Exercise data: Begin

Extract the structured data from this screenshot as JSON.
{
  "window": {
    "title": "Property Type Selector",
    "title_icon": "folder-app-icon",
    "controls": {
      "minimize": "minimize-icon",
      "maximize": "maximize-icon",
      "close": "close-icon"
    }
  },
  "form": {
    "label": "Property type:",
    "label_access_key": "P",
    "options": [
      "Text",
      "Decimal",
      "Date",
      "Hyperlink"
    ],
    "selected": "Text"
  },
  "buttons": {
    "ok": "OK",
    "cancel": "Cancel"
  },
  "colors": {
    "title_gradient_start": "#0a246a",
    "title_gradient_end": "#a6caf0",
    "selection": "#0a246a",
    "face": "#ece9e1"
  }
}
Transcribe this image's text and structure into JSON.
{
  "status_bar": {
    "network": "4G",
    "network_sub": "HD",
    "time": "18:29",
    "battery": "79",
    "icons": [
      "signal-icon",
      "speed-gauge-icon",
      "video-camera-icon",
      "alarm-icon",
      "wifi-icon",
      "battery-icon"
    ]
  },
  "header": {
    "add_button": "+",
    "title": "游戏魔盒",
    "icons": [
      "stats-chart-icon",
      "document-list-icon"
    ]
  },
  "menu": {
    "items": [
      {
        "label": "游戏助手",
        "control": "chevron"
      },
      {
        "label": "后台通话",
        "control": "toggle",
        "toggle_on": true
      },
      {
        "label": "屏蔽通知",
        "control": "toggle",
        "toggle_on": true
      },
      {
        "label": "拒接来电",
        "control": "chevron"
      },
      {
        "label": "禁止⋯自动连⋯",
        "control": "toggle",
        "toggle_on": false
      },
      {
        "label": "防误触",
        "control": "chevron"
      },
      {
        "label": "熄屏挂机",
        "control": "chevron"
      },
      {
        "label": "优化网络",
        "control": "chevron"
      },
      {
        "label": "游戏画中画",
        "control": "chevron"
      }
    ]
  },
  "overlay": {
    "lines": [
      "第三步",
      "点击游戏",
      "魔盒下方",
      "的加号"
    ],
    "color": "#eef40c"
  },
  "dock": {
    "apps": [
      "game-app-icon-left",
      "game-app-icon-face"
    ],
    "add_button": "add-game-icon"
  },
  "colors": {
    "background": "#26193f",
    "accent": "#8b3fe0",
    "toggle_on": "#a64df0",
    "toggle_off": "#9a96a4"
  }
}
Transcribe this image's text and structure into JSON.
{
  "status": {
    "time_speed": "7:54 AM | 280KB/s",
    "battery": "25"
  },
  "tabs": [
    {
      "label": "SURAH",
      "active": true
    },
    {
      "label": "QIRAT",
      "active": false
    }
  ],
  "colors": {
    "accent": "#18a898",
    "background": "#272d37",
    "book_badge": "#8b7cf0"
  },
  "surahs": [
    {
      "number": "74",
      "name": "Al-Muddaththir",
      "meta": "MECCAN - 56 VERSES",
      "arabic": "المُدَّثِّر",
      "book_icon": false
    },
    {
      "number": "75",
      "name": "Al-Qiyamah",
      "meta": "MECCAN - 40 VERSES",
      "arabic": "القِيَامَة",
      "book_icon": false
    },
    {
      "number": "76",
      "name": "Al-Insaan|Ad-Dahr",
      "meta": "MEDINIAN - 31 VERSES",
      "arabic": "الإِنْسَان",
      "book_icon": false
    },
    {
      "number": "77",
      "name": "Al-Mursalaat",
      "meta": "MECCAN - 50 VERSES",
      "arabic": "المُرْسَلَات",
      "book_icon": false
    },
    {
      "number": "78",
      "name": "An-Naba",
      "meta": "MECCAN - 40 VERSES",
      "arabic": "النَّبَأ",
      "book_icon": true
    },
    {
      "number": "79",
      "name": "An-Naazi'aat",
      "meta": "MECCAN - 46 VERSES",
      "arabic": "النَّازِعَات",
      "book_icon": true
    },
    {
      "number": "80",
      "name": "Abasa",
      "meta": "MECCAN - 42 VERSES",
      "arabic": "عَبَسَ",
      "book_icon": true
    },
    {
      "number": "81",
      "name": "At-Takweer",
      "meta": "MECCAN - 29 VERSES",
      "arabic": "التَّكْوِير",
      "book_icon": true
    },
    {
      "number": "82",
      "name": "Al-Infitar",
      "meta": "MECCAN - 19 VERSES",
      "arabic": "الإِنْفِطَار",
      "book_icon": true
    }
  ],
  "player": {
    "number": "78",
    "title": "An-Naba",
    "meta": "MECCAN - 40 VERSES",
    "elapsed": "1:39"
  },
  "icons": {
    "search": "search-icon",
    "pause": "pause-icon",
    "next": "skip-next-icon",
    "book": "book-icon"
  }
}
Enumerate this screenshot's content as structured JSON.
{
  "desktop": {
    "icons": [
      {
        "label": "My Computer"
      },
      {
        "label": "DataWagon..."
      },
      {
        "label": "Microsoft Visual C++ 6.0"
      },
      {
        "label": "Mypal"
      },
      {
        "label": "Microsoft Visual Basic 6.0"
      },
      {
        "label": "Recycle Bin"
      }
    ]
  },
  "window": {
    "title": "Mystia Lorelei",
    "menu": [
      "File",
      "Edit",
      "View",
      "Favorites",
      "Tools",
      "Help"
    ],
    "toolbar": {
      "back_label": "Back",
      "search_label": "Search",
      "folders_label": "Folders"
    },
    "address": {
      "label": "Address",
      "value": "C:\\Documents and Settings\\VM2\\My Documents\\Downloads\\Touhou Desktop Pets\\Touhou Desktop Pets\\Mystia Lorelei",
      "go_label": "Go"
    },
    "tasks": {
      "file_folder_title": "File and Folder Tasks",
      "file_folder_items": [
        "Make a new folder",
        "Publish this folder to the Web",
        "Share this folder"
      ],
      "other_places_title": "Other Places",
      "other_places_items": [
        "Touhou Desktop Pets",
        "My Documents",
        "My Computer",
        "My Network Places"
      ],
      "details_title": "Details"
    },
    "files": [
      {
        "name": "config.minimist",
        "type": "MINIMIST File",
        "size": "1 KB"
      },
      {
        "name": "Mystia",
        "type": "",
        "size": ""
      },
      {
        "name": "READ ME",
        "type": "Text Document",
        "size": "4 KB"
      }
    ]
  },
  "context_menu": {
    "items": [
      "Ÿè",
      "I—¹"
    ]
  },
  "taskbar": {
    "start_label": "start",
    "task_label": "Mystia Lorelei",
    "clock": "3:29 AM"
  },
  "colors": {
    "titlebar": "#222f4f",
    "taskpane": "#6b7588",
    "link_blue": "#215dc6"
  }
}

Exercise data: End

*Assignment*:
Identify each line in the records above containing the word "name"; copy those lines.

*Exercise solution*:
      "name": "Al-Muddaththir",
      "name": "Al-Qiyamah",
      "name": "Al-Insaan|Ad-Dahr",
      "name": "Al-Mursalaat",
      "name": "An-Naba",
      "name": "An-Naazi'aat",
      "name": "Abasa",
      "name": "At-Takweer",
      "name": "Al-Infitar",
        "name": "config.minimist",
        "name": "Mystia",
        "name": "READ ME",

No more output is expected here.